The work presented in the interim MAA exhibition, UponOccasion, consisted of large-scale hand-written text with a small photograph in the center of the text and a pillow on the floor. The narrative is personal, and relies on memories. Interspersed throughout the story is a contemporary commentary.
When I was being born, my mother says (whose second name was stupid, apparently), she was in labour for three days (eventually they took me out with forceps). While in the labour room at the hospital a black woman was brought in and put in the bed beside her. My mother, a newish immigrant (called damned DPs, I heard), tells me she had never been so close to a black person before (guess that depends where you come from). She felt afraid (of what?). She was suddenly feeling unsure of herself. How do I talk to her, she thought. She had no idea how she should relate to this woman (like she’s not a person). She tells me, she felt afraid because she didn’t know how to act or what to say (except that’s never been a problem before). No words passed between them. My mother lay there passing the time with contractions.
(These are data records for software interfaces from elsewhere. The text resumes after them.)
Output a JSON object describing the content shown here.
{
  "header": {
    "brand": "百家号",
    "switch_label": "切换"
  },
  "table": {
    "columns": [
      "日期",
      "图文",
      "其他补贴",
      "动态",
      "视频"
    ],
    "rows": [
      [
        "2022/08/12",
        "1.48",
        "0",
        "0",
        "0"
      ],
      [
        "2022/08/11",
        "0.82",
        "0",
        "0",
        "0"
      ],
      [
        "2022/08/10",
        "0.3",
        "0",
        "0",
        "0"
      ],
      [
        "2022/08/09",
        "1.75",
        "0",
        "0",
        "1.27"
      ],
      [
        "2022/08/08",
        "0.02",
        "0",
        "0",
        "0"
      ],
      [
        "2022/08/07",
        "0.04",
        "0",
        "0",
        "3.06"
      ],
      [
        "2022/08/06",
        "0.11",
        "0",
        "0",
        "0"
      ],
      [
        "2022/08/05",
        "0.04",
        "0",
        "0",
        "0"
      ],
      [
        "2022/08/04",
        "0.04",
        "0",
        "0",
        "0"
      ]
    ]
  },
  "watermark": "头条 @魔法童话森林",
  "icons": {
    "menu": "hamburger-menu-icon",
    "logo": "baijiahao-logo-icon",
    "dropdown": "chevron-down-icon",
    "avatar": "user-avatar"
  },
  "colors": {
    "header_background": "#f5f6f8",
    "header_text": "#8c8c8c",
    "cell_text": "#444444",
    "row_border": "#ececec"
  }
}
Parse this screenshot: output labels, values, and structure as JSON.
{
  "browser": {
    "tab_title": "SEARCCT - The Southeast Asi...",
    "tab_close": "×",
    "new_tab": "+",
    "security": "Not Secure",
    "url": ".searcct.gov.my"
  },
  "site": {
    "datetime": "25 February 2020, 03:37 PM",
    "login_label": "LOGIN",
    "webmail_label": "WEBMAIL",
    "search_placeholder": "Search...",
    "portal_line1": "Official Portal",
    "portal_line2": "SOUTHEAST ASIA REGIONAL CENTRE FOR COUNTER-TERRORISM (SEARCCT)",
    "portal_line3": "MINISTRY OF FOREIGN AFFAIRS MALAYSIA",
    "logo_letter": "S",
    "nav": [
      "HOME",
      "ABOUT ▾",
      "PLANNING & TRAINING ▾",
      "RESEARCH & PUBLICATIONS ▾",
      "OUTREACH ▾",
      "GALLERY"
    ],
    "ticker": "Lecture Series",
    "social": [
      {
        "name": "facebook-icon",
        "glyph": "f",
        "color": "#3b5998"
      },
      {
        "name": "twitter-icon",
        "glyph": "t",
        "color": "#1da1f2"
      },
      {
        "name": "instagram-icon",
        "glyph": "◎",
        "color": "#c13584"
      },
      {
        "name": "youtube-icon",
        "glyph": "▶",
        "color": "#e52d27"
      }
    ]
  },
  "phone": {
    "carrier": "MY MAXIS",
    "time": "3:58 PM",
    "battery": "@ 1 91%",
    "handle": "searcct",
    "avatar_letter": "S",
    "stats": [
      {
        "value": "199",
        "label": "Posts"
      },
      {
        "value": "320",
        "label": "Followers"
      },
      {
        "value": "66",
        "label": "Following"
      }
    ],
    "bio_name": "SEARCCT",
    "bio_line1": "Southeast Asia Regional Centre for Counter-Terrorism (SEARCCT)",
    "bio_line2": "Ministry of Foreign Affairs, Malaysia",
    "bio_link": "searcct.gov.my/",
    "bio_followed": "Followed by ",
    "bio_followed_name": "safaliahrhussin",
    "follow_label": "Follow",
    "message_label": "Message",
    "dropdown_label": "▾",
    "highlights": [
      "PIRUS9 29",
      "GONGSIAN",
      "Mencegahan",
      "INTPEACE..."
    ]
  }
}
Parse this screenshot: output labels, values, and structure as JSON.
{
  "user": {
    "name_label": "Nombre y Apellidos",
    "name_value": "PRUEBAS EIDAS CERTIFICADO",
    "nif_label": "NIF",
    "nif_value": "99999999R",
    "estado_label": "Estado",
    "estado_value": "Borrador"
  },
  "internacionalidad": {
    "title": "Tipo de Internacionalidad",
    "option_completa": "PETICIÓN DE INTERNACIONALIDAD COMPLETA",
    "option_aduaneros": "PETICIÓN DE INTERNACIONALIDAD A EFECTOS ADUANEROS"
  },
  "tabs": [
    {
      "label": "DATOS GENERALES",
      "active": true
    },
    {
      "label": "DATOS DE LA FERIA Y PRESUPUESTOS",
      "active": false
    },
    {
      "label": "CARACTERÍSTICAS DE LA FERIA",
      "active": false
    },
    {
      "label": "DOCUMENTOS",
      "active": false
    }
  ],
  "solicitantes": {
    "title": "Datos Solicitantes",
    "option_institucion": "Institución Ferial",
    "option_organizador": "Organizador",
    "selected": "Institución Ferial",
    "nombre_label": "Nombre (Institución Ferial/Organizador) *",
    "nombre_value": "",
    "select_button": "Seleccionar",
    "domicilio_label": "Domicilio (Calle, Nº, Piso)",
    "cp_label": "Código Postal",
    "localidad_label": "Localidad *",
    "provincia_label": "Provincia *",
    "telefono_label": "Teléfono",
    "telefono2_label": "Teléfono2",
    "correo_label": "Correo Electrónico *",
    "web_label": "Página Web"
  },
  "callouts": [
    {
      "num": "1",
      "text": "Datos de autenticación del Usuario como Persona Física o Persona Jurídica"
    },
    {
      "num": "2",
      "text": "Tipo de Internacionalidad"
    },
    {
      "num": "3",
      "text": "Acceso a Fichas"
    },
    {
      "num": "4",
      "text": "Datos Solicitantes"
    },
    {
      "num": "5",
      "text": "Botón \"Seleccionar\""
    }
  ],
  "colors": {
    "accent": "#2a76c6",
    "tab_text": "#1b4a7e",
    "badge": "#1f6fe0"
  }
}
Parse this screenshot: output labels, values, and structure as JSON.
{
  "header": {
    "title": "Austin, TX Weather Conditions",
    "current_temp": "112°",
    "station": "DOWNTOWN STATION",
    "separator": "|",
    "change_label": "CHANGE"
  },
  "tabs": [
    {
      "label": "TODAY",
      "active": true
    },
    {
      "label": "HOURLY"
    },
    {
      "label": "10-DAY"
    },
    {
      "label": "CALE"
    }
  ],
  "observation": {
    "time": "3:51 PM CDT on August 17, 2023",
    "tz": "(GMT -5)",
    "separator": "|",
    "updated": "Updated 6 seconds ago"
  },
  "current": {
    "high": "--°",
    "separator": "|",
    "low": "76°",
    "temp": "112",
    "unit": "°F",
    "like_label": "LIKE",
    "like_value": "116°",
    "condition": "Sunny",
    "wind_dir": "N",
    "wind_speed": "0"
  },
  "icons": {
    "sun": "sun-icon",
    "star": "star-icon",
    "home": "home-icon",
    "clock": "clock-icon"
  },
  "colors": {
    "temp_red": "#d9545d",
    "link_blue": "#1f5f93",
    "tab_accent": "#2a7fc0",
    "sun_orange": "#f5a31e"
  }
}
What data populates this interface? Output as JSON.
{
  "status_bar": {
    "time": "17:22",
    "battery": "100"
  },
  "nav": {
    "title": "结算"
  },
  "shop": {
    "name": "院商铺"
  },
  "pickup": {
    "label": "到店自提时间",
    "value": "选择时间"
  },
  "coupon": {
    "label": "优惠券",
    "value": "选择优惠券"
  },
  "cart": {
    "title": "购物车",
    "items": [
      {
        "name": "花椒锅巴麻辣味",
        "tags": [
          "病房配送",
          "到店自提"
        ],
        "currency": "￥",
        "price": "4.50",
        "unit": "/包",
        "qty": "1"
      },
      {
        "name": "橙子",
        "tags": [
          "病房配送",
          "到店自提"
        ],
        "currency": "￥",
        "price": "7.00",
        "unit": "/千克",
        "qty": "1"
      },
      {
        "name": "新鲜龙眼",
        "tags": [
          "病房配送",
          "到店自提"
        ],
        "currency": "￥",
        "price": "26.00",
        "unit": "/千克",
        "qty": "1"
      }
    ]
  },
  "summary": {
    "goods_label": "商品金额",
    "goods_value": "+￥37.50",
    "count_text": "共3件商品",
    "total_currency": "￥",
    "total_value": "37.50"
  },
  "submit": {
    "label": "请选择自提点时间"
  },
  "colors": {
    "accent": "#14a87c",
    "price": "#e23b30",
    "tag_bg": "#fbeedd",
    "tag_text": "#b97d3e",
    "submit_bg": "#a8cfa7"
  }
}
When I was six, my mother says, she was browsing in the downtown hardware store looking at dolls (they sold toys there in those days). She noticed a single black doll (I didn’t notice a lot of blacks in our town, but I recall the Chinese boarders that lived in our bedrooms after the divorce – I thought it was strange how you could see their fallen hairs on the pillows). She decided that she would buy it for me. She thought, she tells me, that if I played with a black doll that I would never have to feel afraid of them the way she had been.